Task to carry out:
For each line of the listing that holds "fizxlp", show the full line.
+-------+
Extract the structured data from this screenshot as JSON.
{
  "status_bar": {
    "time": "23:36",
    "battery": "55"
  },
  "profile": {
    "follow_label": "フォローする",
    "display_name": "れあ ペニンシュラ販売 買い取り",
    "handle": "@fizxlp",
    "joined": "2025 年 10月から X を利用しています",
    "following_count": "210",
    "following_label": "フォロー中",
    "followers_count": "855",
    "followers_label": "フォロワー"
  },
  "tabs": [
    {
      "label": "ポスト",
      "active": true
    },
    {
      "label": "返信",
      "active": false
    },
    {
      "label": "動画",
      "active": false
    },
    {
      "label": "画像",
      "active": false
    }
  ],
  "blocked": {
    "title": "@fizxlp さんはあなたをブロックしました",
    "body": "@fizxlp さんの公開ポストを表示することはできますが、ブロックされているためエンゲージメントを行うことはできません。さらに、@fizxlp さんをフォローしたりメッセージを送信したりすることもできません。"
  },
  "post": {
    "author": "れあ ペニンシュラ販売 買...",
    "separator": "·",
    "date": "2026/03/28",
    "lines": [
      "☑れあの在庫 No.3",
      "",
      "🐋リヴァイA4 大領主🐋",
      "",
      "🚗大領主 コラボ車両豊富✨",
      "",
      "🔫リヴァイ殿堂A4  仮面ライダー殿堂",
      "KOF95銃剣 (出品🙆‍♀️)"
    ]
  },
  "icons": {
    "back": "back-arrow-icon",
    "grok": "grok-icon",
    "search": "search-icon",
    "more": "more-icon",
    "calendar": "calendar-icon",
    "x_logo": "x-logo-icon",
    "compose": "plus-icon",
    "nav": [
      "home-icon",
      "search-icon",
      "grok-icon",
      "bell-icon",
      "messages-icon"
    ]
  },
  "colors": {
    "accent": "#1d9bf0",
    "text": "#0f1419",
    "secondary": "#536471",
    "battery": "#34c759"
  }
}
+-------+
Reply:
    "handle": "@fizxlp",
    "title": "@fizxlp さんはあなたをブロックしました",
    "body": "@fizxlp さんの公開ポストを表示することはできますが、ブロックされているためエンゲージメントを行うことはできません。さらに、@fizxlp さんをフォローしたりメッセージを送信したりすることもできません。"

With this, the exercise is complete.